WHAT TO PRODUCE
From the listing below, pull out all lines with "Receiver" in them.

SOURCE INFORMATION
------------------------

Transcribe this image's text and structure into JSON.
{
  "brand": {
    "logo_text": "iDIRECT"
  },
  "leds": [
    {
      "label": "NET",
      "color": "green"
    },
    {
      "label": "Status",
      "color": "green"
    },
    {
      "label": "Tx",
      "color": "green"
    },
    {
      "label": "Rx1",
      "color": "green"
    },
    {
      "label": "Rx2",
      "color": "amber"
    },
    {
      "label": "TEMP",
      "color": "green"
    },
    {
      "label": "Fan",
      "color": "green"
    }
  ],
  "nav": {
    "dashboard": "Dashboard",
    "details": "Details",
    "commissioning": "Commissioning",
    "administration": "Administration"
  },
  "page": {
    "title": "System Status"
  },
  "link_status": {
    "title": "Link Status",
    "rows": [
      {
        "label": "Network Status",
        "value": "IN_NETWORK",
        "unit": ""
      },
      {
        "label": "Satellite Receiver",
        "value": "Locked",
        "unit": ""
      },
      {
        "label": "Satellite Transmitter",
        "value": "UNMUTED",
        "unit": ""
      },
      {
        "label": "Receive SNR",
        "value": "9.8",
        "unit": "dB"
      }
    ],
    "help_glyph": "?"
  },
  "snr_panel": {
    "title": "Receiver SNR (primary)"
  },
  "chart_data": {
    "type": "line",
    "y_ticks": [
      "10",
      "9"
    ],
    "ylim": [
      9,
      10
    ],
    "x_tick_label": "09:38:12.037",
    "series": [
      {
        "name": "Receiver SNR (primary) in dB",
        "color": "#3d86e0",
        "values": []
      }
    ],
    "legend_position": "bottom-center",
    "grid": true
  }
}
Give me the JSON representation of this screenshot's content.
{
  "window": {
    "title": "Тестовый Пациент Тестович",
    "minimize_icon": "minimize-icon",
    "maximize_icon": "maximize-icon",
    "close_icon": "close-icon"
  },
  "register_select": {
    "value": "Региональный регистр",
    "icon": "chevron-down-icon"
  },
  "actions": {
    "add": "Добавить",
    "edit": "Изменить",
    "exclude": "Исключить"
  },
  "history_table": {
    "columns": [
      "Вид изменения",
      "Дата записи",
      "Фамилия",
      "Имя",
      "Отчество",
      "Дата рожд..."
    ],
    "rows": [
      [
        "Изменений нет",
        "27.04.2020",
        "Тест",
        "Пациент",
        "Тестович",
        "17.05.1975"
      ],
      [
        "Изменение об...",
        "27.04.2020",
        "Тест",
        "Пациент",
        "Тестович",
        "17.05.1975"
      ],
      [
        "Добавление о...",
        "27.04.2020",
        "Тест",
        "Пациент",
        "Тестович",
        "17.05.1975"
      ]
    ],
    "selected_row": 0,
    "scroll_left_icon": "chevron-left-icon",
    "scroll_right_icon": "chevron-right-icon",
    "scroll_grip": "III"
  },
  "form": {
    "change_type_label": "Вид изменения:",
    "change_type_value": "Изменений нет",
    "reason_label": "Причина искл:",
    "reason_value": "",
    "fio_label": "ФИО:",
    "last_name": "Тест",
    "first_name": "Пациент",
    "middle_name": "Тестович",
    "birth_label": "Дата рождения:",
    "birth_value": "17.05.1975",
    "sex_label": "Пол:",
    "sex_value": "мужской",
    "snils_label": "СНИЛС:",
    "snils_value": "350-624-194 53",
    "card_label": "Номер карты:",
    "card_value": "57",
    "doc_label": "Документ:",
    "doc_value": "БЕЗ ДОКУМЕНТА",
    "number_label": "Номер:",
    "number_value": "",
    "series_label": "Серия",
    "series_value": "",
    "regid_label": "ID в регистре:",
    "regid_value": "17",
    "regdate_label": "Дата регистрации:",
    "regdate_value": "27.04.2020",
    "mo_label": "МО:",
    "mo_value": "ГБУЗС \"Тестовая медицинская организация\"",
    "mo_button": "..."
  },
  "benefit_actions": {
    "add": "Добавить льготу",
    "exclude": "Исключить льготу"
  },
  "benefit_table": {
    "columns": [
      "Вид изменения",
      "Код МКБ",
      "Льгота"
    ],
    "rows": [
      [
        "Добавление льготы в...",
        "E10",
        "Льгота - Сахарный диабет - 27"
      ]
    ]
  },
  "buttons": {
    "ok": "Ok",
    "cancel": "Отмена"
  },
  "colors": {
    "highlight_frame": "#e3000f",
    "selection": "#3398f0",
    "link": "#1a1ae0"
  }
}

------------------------

RESPONSE BELOW
        "label": "Satellite Receiver",
    "title": "Receiver SNR (primary)"
        "name": "Receiver SNR (primary) in dB",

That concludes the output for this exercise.